The sad reality is that while white women are an oppressed group, they still wield more power than any other group of women — including the power to oppress both men and women of colour. There’s nothing feminist about having so many resources at your fingertips and choosing to be ignorant. Nothing empowering or enlightening in deciding that intent trumps impact. Especially when the consequences aren’t going to be experienced by you, but will instead be experienced by someone from a marginalised community.

There will be blood

We’re having a bit of a moment here in Scotland over that favourite target of the US Christian right, drag queen story time. The current Scots story is a gift to conservatives: a drag performer booked to read to kids delivered a perfectly age-appropriate reading because, hey! Performers can have different personas for different age groups! However, one look at their social media should have suggested that perhaps it would be wise to book someone whose Instagram wasn’t quite so adult. There was no way there wouldn’t be a reaction.

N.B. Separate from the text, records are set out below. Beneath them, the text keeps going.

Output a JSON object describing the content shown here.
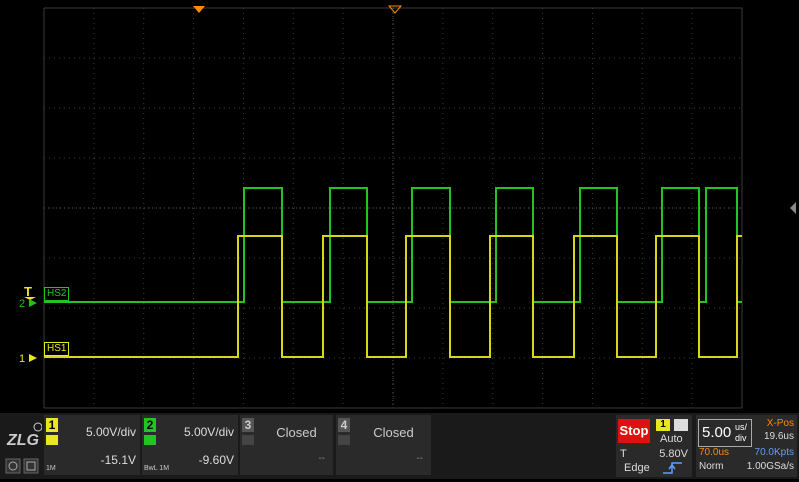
{
  "waveform": {
    "channel_markers": [
      "2",
      "1"
    ],
    "trigger_marker": "T",
    "labels": [
      "HS2",
      "HS1"
    ]
  },
  "channels": [
    {
      "number": "1",
      "scale": "5.00V/div",
      "offset": "-15.1V",
      "impedance": "1M",
      "color": "#e8e81e"
    },
    {
      "number": "2",
      "scale": "5.00V/div",
      "offset": "-9.60V",
      "impedance": "BwL 1M",
      "color": "#22c422"
    },
    {
      "number": "3",
      "status": "Closed",
      "placeholder": "--"
    },
    {
      "number": "4",
      "status": "Closed",
      "placeholder": "--"
    }
  ],
  "trigger": {
    "state": "Stop",
    "source": "1",
    "mode": "Auto",
    "label": "T",
    "level": "5.80V",
    "type": "Edge"
  },
  "timebase": {
    "scale": "5.00",
    "unit_top": "us/",
    "unit_bottom": "div",
    "xpos_label": "X-Pos",
    "xpos_value": "19.6us",
    "delay": "70.0us",
    "memory": "70.0Kpts",
    "acq_mode": "Norm",
    "sample_rate": "1.00GSa/s"
  },
  "colors": {
    "ch1": "#e8e81e",
    "ch2": "#22c422",
    "trigger_orange": "#ff8c00",
    "stop_red": "#e01010"
  }
}
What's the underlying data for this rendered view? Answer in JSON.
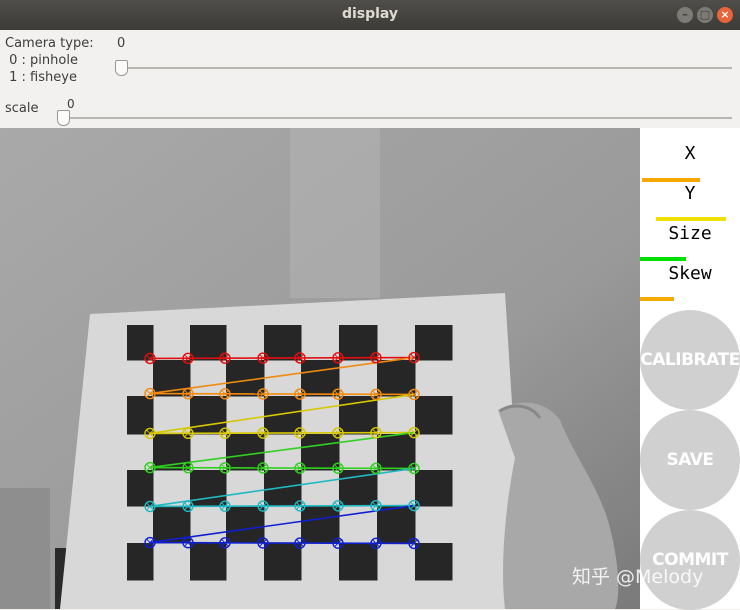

But this reaction has been extraordinary, both in terms of the volume and the viciousness of the response: a lot of it has been variations on the theme of “queers are paedos, stay away from my kids or I swear I’ll do time”. It has been astonishingly, frighteningly ugly, and pretty much everybody who’s been actively demonising trans people over the last few years has been pouring petrol on the flames.

Christine Burns MBE was one of the architects of the gender recognition act and is the author of Trans Britain, a book detailing the long history of trans people, trans rights and anti-trans abuse in the UK. A few days before this particular story broke, she posted:

After two and a half years of pretty sustained vilification of Britain’s trans people across most of the press and corners of political discourse I worry that we are heading for a watershed event. That is the way things go and I’m worried sick about which of my friends will die.

I hope she’s wrong, but I fear she isn’t.